What is being asked: Leave out the pictures and repeat the entries below verbatim.
====== Dataset extract ======
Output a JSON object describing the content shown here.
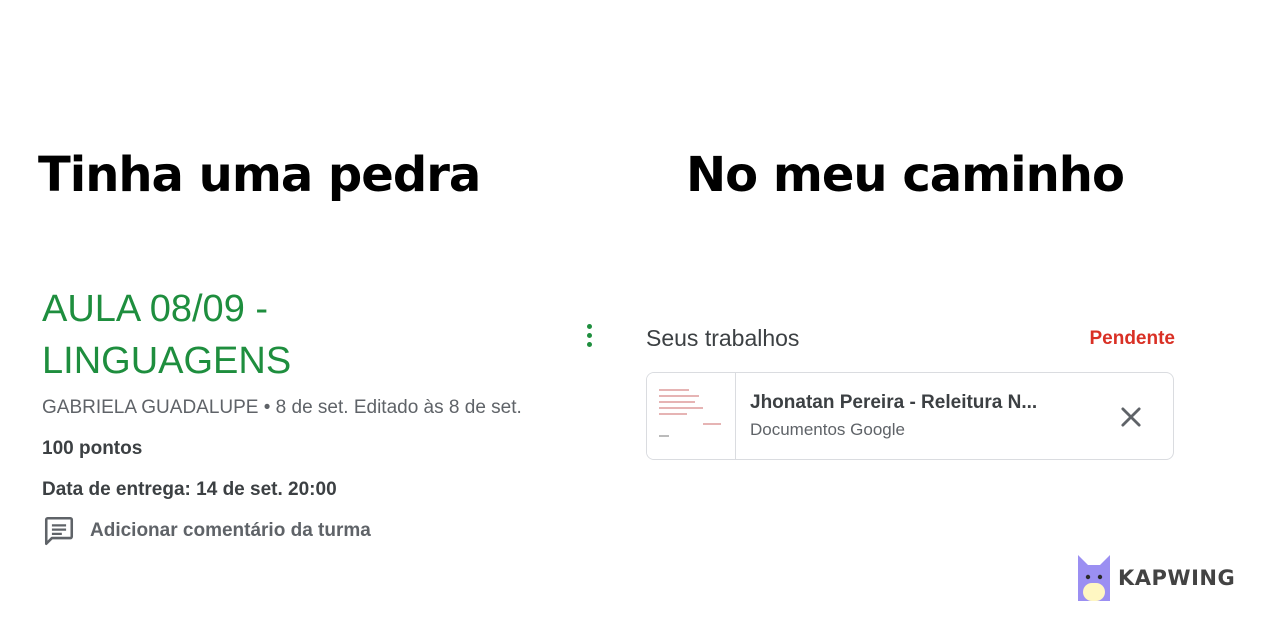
{
  "meme": {
    "caption_left": "Tinha uma pedra",
    "caption_right": "No meu caminho"
  },
  "assignment": {
    "title": "AULA 08/09 - LINGUAGENS",
    "meta": "GABRIELA GUADALUPE • 8 de set. Editado às 8 de set.",
    "points": "100 pontos",
    "due": "Data de entrega: 14 de set. 20:00",
    "comment_label": "Adicionar comentário da turma"
  },
  "work": {
    "heading": "Seus trabalhos",
    "status": "Pendente",
    "attachment": {
      "title": "Jhonatan Pereira - Releitura N...",
      "type": "Documentos Google"
    }
  },
  "watermark": {
    "text": "KAPWING"
  },
  "colors": {
    "title_green": "#1e8e3e",
    "status_red": "#d93025",
    "text_dark": "#3c4043",
    "text_gray": "#5f6368"
  },
  "icons": [
    "more-vert-icon",
    "comment-icon",
    "close-icon",
    "doc-thumbnail",
    "kapwing-logo"
  ]
}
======
Solution:
Output a JSON object describing the content shown here.
{
  "meme": {
    "caption_left": "Tinha uma pedra",
    "caption_right": "No meu caminho"
  },
  "assignment": {
    "title": "AULA 08/09 - LINGUAGENS",
    "meta": "GABRIELA GUADALUPE • 8 de set. Editado às 8 de set.",
    "points": "100 pontos",
    "due": "Data de entrega: 14 de set. 20:00",
    "comment_label": "Adicionar comentário da turma"
  },
  "work": {
    "heading": "Seus trabalhos",
    "status": "Pendente",
    "attachment": {
      "title": "Jhonatan Pereira - Releitura N...",
      "type": "Documentos Google"
    }
  },
  "watermark": {
    "text": "KAPWING"
  },
  "colors": {
    "title_green": "#1e8e3e",
    "status_red": "#d93025",
    "text_dark": "#3c4043",
    "text_gray": "#5f6368"
  },
  "icons": [
    "more-vert-icon",
    "comment-icon",
    "close-icon",
    "doc-thumbnail",
    "kapwing-logo"
  ]
}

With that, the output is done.